Payday Loan Rules Would Help Low-Income grouped families avoid $8 Billion in Charges

Payday Loan Rules Would Help Low-Income grouped families avoid $8 Billion in Charges

Then-Professor Elizabeth Warren reminded us that “it is impossible to purchase a toaster that includes an one-in-five possibility of bursting into flames and burning straight straight down your house.” But as she noted, it is fairly easy to get a economic item with similar probability of causing financial ruin — payday and vehicle name loans come with yearly rates of interest of 300 per cent or maybe more, making many borrowers worse off than before.

Today, the buyer Financial Protection Bureau (CFPB) released new regulations to assist just simply take these harmful lending options from the rack. This guideline is anticipated to greatly help struggling families avoid $8 billion in charges from predatory lenders every year. Yet, it faces an uphill battle — the CFPB will require not merely general general general public help because of its guideline to come calmly to fruition, also for Congress never to sabotage its efforts as well as for state legislatures to greatly help push it to your line that is finish.

These reforms are sorely required, as payday and title lending change a revenue from the backs of cash-strapped families. In return for usage of someone’s bank account or an extra group of tips to their vehicle, these loan providers typically provide quick money — anywhere from a couple of hundred bucks to some thousand — anticipating that it is repaid either through the next paycheck or next thirty days.

Missouri has very nearly as numerous cash advance shops as supermarkets.
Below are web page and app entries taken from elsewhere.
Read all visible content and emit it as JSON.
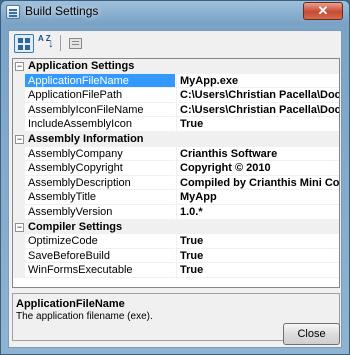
{
  "window": {
    "title": "Build Settings",
    "close_glyph": "✕"
  },
  "toolbar": {
    "buttons": [
      {
        "name": "categorized-icon",
        "active": true
      },
      {
        "name": "alphabetical-icon",
        "active": false,
        "glyph_top": "A Z",
        "glyph_arrow": "↓"
      },
      {
        "name": "property-pages-icon",
        "active": false
      }
    ]
  },
  "grid": {
    "categories": [
      {
        "label": "Application Settings",
        "toggle": "−",
        "properties": [
          {
            "name": "ApplicationFileName",
            "value": "MyApp.exe",
            "selected": true
          },
          {
            "name": "ApplicationFilePath",
            "value": "C:\\Users\\Christian Pacella\\Docum"
          },
          {
            "name": "AssemblyIconFileName",
            "value": "C:\\Users\\Christian Pacella\\Docum"
          },
          {
            "name": "IncludeAssemblyIcon",
            "value": "True"
          }
        ]
      },
      {
        "label": "Assembly Information",
        "toggle": "−",
        "properties": [
          {
            "name": "AssemblyCompany",
            "value": "Crianthis Software"
          },
          {
            "name": "AssemblyCopyright",
            "value": "Copyright © 2010"
          },
          {
            "name": "AssemblyDescription",
            "value": "Compiled by Crianthis Mini Compile"
          },
          {
            "name": "AssemblyTitle",
            "value": "MyApp"
          },
          {
            "name": "AssemblyVersion",
            "value": "1.0.*"
          }
        ]
      },
      {
        "label": "Compiler Settings",
        "toggle": "−",
        "properties": [
          {
            "name": "OptimizeCode",
            "value": "True"
          },
          {
            "name": "SaveBeforeBuild",
            "value": "True"
          },
          {
            "name": "WinFormsExecutable",
            "value": "True"
          }
        ]
      }
    ]
  },
  "help": {
    "title": "ApplicationFileName",
    "description": "The application filename (exe)."
  },
  "footer": {
    "close_label": "Close"
  },
  "colors": {
    "selection": "#3399ff",
    "title_bar": "#9fc0dc",
    "close_button": "#c74a31"
  }
}
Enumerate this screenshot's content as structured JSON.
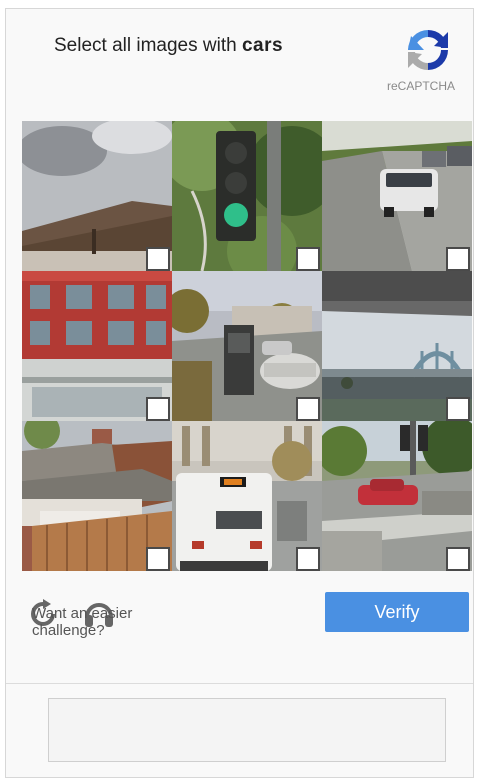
{
  "header": {
    "instruction_prefix": "Select all images with ",
    "target_word": "cars",
    "brand_text": "reCAPTCHA"
  },
  "grid": {
    "tiles": [
      {
        "name": "building-roof",
        "selected": false
      },
      {
        "name": "traffic-light",
        "selected": false
      },
      {
        "name": "road-with-suv",
        "selected": false
      },
      {
        "name": "red-building",
        "selected": false
      },
      {
        "name": "street-with-car",
        "selected": false
      },
      {
        "name": "bridge",
        "selected": false
      },
      {
        "name": "house-garage",
        "selected": false
      },
      {
        "name": "bus",
        "selected": false
      },
      {
        "name": "intersection-red-car",
        "selected": false
      }
    ]
  },
  "footer": {
    "easier_text": "Want an easier challenge?",
    "verify_label": "Verify"
  },
  "colors": {
    "accent": "#4a90e2",
    "logo_blue": "#1c3aa9",
    "logo_light_blue": "#4a90e2",
    "logo_grey": "#ababab"
  },
  "icons": [
    "recaptcha-logo-icon",
    "reload-icon",
    "headphones-icon",
    "checkbox-icon"
  ]
}
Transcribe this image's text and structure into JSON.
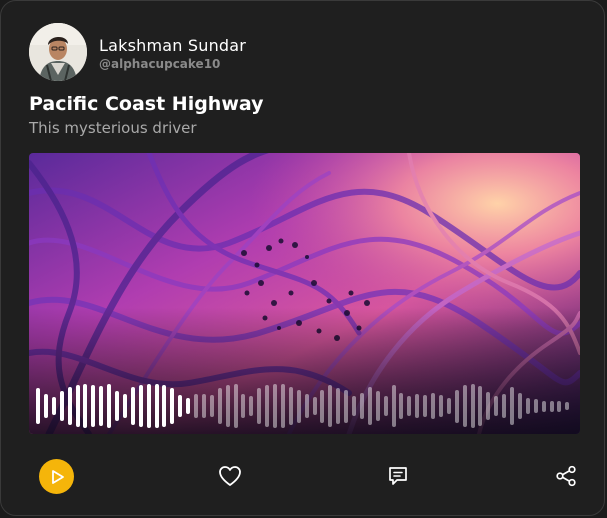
{
  "author": {
    "name": "Lakshman Sundar",
    "handle": "@alphacupcake10"
  },
  "track": {
    "title": "Pacific Coast Highway",
    "subtitle": "This mysterious driver"
  },
  "waveform": {
    "played_fraction": 0.29,
    "levels": [
      0.8,
      0.55,
      0.42,
      0.7,
      0.85,
      0.95,
      1.0,
      0.95,
      0.9,
      1.0,
      0.7,
      0.55,
      0.85,
      0.95,
      1.0,
      1.0,
      0.95,
      0.8,
      0.5,
      0.35,
      0.55,
      0.55,
      0.5,
      0.8,
      0.95,
      1.0,
      0.55,
      0.45,
      0.8,
      0.95,
      1.0,
      1.0,
      0.85,
      0.75,
      0.55,
      0.4,
      0.75,
      0.95,
      0.8,
      0.75,
      0.45,
      0.6,
      0.85,
      0.7,
      0.45,
      0.95,
      0.6,
      0.45,
      0.55,
      0.5,
      0.6,
      0.5,
      0.35,
      0.75,
      0.95,
      1.0,
      0.9,
      0.65,
      0.45,
      0.55,
      0.85,
      0.6,
      0.35,
      0.3,
      0.25,
      0.25,
      0.25,
      0.2
    ]
  },
  "actions": {
    "play": "play-icon",
    "like": "heart-icon",
    "comment": "comment-icon",
    "share": "share-icon"
  },
  "colors": {
    "accent": "#f5b50a",
    "card_bg": "#1f1f1f"
  }
}
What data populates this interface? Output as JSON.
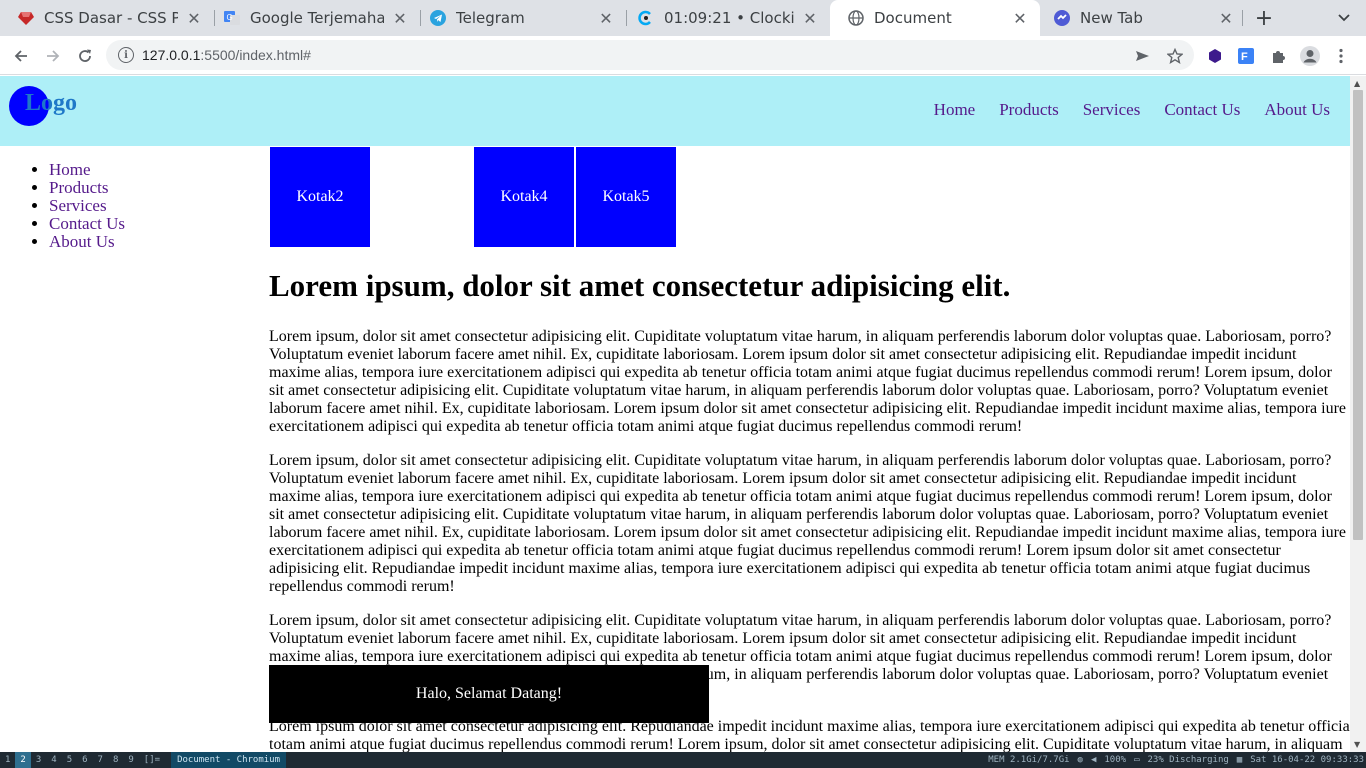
{
  "browser": {
    "tabs": [
      {
        "title": "CSS Dasar - CSS Posi",
        "icon": "ruby-gem-icon",
        "color": "#c62828"
      },
      {
        "title": "Google Terjemahan",
        "icon": "google-translate-icon",
        "color": "#4285f4"
      },
      {
        "title": "Telegram",
        "icon": "telegram-icon",
        "color": "#2aa3df"
      },
      {
        "title": "01:09:21 • Clockify",
        "icon": "clockify-icon",
        "color": "#03a9f4"
      },
      {
        "title": "Document",
        "icon": "globe-icon",
        "color": "#5f6368",
        "active": true
      },
      {
        "title": "New Tab",
        "icon": "new-tab-icon",
        "color": "#4f5bd5"
      }
    ],
    "new_tab": "+",
    "url_host": "127.0.0.1",
    "url_rest": ":5500/index.html#"
  },
  "page": {
    "logo": "Logo",
    "nav": [
      "Home",
      "Products",
      "Services",
      "Contact Us",
      "About Us"
    ],
    "sidebar": [
      "Home",
      "Products",
      "Services",
      "Contact Us",
      "About Us"
    ],
    "boxes": [
      "Kotak2",
      "Kotak4",
      "Kotak5"
    ],
    "heading": "Lorem ipsum, dolor sit amet consectetur adipisicing elit.",
    "paragraphs": [
      "Lorem ipsum, dolor sit amet consectetur adipisicing elit. Cupiditate voluptatum vitae harum, in aliquam perferendis laborum dolor voluptas quae. Laboriosam, porro? Voluptatum eveniet laborum facere amet nihil. Ex, cupiditate laboriosam. Lorem ipsum dolor sit amet consectetur adipisicing elit. Repudiandae impedit incidunt maxime alias, tempora iure exercitationem adipisci qui expedita ab tenetur officia totam animi atque fugiat ducimus repellendus commodi rerum! Lorem ipsum, dolor sit amet consectetur adipisicing elit. Cupiditate voluptatum vitae harum, in aliquam perferendis laborum dolor voluptas quae. Laboriosam, porro? Voluptatum eveniet laborum facere amet nihil. Ex, cupiditate laboriosam. Lorem ipsum dolor sit amet consectetur adipisicing elit. Repudiandae impedit incidunt maxime alias, tempora iure exercitationem adipisci qui expedita ab tenetur officia totam animi atque fugiat ducimus repellendus commodi rerum!",
      "Lorem ipsum, dolor sit amet consectetur adipisicing elit. Cupiditate voluptatum vitae harum, in aliquam perferendis laborum dolor voluptas quae. Laboriosam, porro? Voluptatum eveniet laborum facere amet nihil. Ex, cupiditate laboriosam. Lorem ipsum dolor sit amet consectetur adipisicing elit. Repudiandae impedit incidunt maxime alias, tempora iure exercitationem adipisci qui expedita ab tenetur officia totam animi atque fugiat ducimus repellendus commodi rerum! Lorem ipsum, dolor sit amet consectetur adipisicing elit. Cupiditate voluptatum vitae harum, in aliquam perferendis laborum dolor voluptas quae. Laboriosam, porro? Voluptatum eveniet laborum facere amet nihil. Ex, cupiditate laboriosam. Lorem ipsum dolor sit amet consectetur adipisicing elit. Repudiandae impedit incidunt maxime alias, tempora iure exercitationem adipisci qui expedita ab tenetur officia totam animi atque fugiat ducimus repellendus commodi rerum! Lorem ipsum dolor sit amet consectetur adipisicing elit. Repudiandae impedit incidunt maxime alias, tempora iure exercitationem adipisci qui expedita ab tenetur officia totam animi atque fugiat ducimus repellendus commodi rerum!",
      "Lorem ipsum, dolor sit amet consectetur adipisicing elit. Cupiditate voluptatum vitae harum, in aliquam perferendis laborum dolor voluptas quae. Laboriosam, porro? Voluptatum eveniet laborum facere amet nihil. Ex, cupiditate laboriosam. Lorem ipsum dolor sit amet consectetur adipisicing elit. Repudiandae impedit incidunt maxime alias, tempora iure exercitationem adipisci qui expedita ab tenetur officia totam animi atque fugiat ducimus repellendus commodi rerum! Lorem ipsum, dolor sit amet consectetur adipisicing elit. Cupiditate voluptatum vitae harum, in aliquam perferendis laborum dolor voluptas quae. Laboriosam, porro? Voluptatum eveniet laborum facere amet nihil. Ex, cupiditate laboriosam.",
      "Lorem ipsum dolor sit amet consectetur adipisicing elit. Repudiandae impedit incidunt maxime alias, tempora iure exercitationem adipisci qui expedita ab tenetur officia totam animi atque fugiat ducimus repellendus commodi rerum! Lorem ipsum, dolor sit amet consectetur adipisicing elit. Cupiditate voluptatum vitae harum, in aliquam perferendis laborum dolor voluptas quae."
    ],
    "banner": "Halo, Selamat Datang!"
  },
  "statusbar": {
    "workspaces": [
      "1",
      "2",
      "3",
      "4",
      "5",
      "6",
      "7",
      "8",
      "9"
    ],
    "layout": "[]=",
    "window_title": "Document - Chromium",
    "mem": "MEM 2.1Gi/7.7Gi",
    "volume": "100%",
    "battery": "23% Discharging",
    "datetime": "Sat 16-04-22 09:33:33"
  }
}
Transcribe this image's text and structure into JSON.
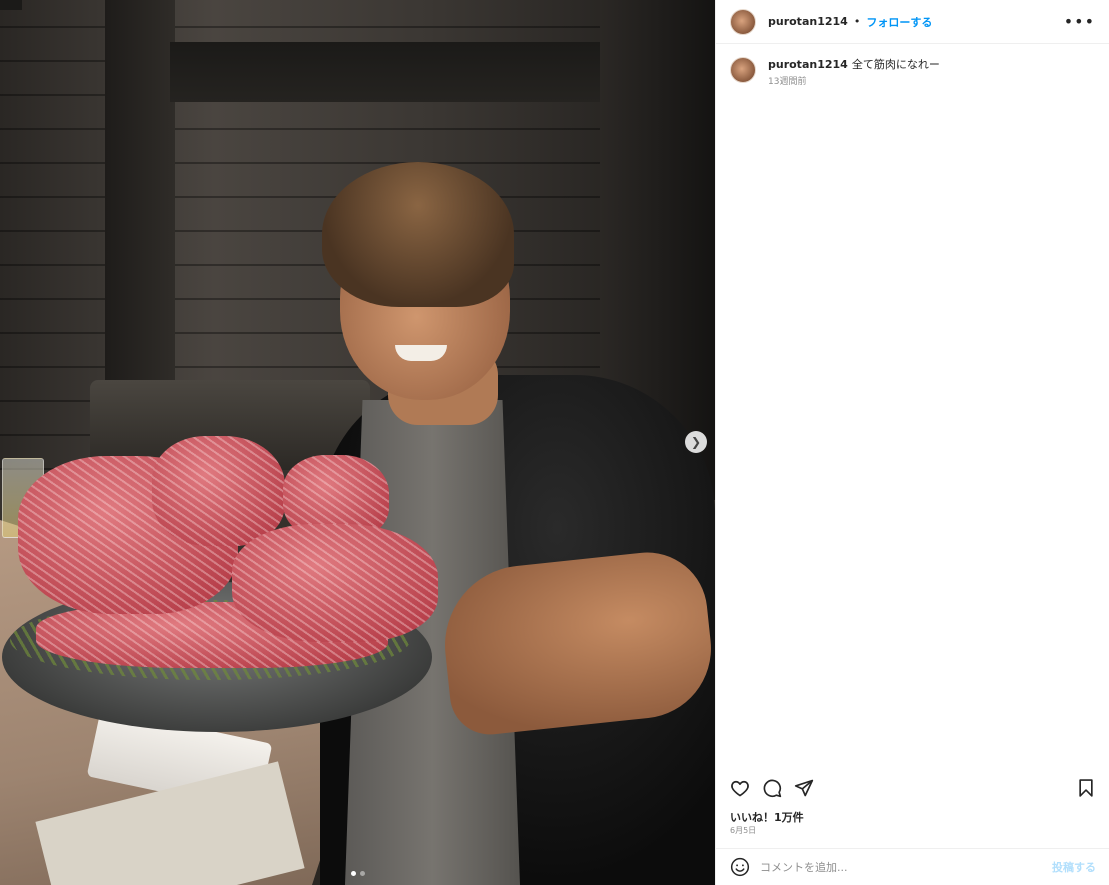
{
  "post": {
    "username": "purotan1214",
    "separator": "•",
    "follow_label": "フォローする",
    "more_icon": "more-horizontal-icon",
    "caption_user": "purotan1214",
    "caption_text": "全て筋肉になれー",
    "caption_time": "13週間前",
    "likes": "いいね！1万件",
    "date": "6月5日",
    "comment_placeholder": "コメントを追加...",
    "post_label": "投稿する",
    "media_alt": "Man holding a large platter of raw wagyu beef blocks",
    "carousel_count": 2,
    "carousel_index": 0
  },
  "colors": {
    "accent": "#0095f6",
    "post_button_disabled": "#b2dffc",
    "text": "#262626",
    "muted": "#8e8e8e"
  }
}
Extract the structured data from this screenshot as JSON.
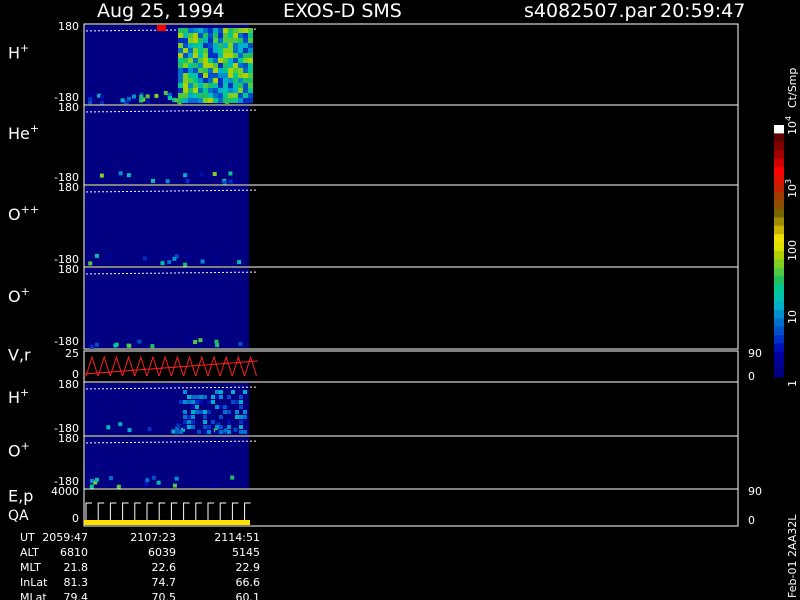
{
  "header": {
    "date": "Aug 25, 1994",
    "instrument": "EXOS-D SMS",
    "file": "s4082507.par",
    "time": "20:59:47"
  },
  "colorbar": {
    "unit_label": "Ct/Smp",
    "ticks": [
      "1",
      "10",
      "100",
      "10",
      "10"
    ],
    "tick_exponents": [
      "",
      "",
      "",
      "3",
      "4"
    ],
    "colors": [
      "#000080",
      "#00008e",
      "#0000a0",
      "#0010b4",
      "#0030c4",
      "#0050c8",
      "#0070cc",
      "#0090d0",
      "#00b0c8",
      "#00c0b0",
      "#00c890",
      "#20c060",
      "#50c840",
      "#80d020",
      "#b0d000",
      "#e0e000",
      "#f0e000",
      "#c8b400",
      "#a08c00",
      "#786400",
      "#8c5000",
      "#a03c00",
      "#c02000",
      "#e01000",
      "#ff0000",
      "#d00000",
      "#a00000",
      "#800000",
      "#600000",
      "#ffffff"
    ],
    "log_range": [
      0,
      4
    ]
  },
  "footer": {
    "labels": [
      "UT",
      "ALT",
      "MLT",
      "InLat",
      "MLat"
    ],
    "columns": [
      [
        "2059:47",
        "6810",
        "21.8",
        "81.3",
        "79.4"
      ],
      [
        "2107:23",
        "6039",
        "22.6",
        "74.7",
        "70.5"
      ],
      [
        "2114:51",
        "5145",
        "22.9",
        "66.6",
        "60.1"
      ]
    ],
    "side_label": "Feb-01 2AA32L"
  },
  "chart_data": {
    "type": "heatmap",
    "panels": [
      {
        "label": "H",
        "sup": "+",
        "yticks": [
          "180",
          "-180"
        ]
      },
      {
        "label": "He",
        "sup": "+",
        "yticks": [
          "180",
          "-180"
        ]
      },
      {
        "label": "O",
        "sup": "++",
        "yticks": [
          "180",
          "-180"
        ]
      },
      {
        "label": "O",
        "sup": "+",
        "yticks": [
          "180",
          "-180"
        ]
      },
      {
        "label": "V,r",
        "sup": "",
        "yticks": [
          "25",
          "0"
        ],
        "right_ticks": [
          "90",
          "0"
        ]
      },
      {
        "label": "H",
        "sup": "+",
        "yticks": [
          "180",
          "-180"
        ]
      },
      {
        "label": "O",
        "sup": "+",
        "yticks": [
          "180",
          "-180"
        ]
      },
      {
        "label": "E,p",
        "sup": "",
        "label2": "QA",
        "yticks": [
          "4000",
          "0"
        ],
        "right_ticks": [
          "90",
          "0"
        ]
      }
    ],
    "time_ticks": [
      "2059:47",
      "2107:23",
      "2114:51"
    ]
  }
}
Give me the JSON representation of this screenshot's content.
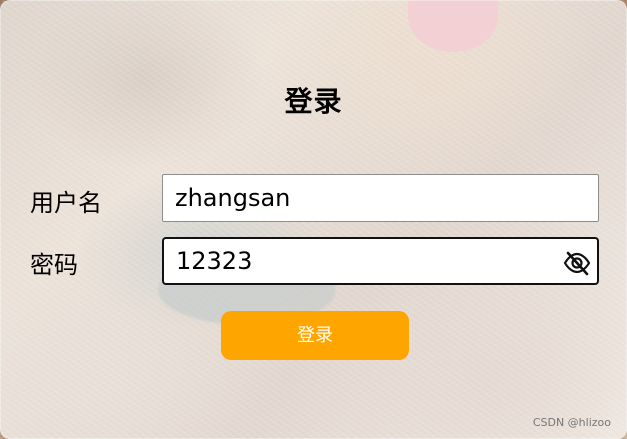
{
  "page": {
    "title": "登录"
  },
  "form": {
    "username_label": "用户名",
    "username_value": "zhangsan",
    "password_label": "密码",
    "password_value": "12323",
    "login_button_label": "登录",
    "password_visibility_icon": "eye-slash-icon"
  },
  "watermark": {
    "text": "CSDN @hlizoo"
  },
  "colors": {
    "accent": "#ffa500",
    "button_text": "#ffffff"
  }
}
But, numerous borrowers can’t manage to spend the loan back in the next payday or the end associated with the thirty days. Alternatively, 4 away from 5 borrowers need to move over that loan, and take down a differnt one to cover straight right right straight back the very first. The effect is interest and costs stack up, and borrowers are not able to pay for down the loan that is initial. This could result in enormous hardship that is economic. As St. Louis resident Naya Burks found after borrowing $1,000, her loan became a $40,000 financial obligation through interest, charges, and case. And also as the CFPB’s very own research has shown, 1 in 5 vehicle name borrowers lose the automobile to repossession.

It is no wonder, then, that faith leaders from all traditions that are different talked down against these loans. The states took action aswell. Up to 14 states as well as the District of Columbia have actually instituted rate of interest caps of 36 per cent or less to ban these loans. Certainly, in Arkansas, in which the state Constitution now places a roof on rates of interest, just 12 per cent of previous borrowers said which they had been worse down because of this.

Unfortuitously, numerous people in Congress appear to have missed the memo why these are toxic items that do more damage than good. Florida’s Congressional delegation, and others, has attempted to block the CFPB, arguing that their state currently gets the issue in check — even as loan providers just take $76 million an out of the state’s economy year. And year that is just last Congress attempted to damage tough anti-predatory financing rules that protect solution people and also considered hampering the CFPB’s capability to work individually.

The CFPB’s guideline shall rein in a few for the worst methods in this industry

In several circumstances, it should take loan providers to determine or perhaps a debtor is in fact in a position to spend a loan back before you make one in initial destination. It’s going to restrict exactly exactly exactly just how numerous loans borrowers may take down, as soon as. Plus it will restrict loan providers’ ability to pickpocket by seizing funds from borrowers’ bank account again and again without permission.

These strong rules that are federal also essential because numerous states have actuallyn’t had the oppertunity to handle this dilemma by themselves. Missouri has very nearly as numerous loan that is payday as food markets, with a the average interest on these loans of 444 per cent. The Louisiana legislature couldn’t also pass a poor bill restricting pay day loans to ten each year. That’s and undoubtedly Ohio, where voters overwhelmingly supported a payday lending ban, but loan providers rechartered themselves as home loan organizations through a loophole that is legal. But states nevertheless usually takes action to control this abusive training. The lead can be followed by them of the latest York, new york, as well as others states by capping rates of interest, an action of additional value considering that a loophole in Dodd-Frank obstructs the CFPB from using this step. As well as states with strong laws and regulations on the publications need certainly to stay firm whenever lured to follow a looser standard.

Stopping your debt trap won’t happen in one day. But today, the CFPB requires a big action toward having a toxic item from the racks. Congress, plus the country, should take serious notice.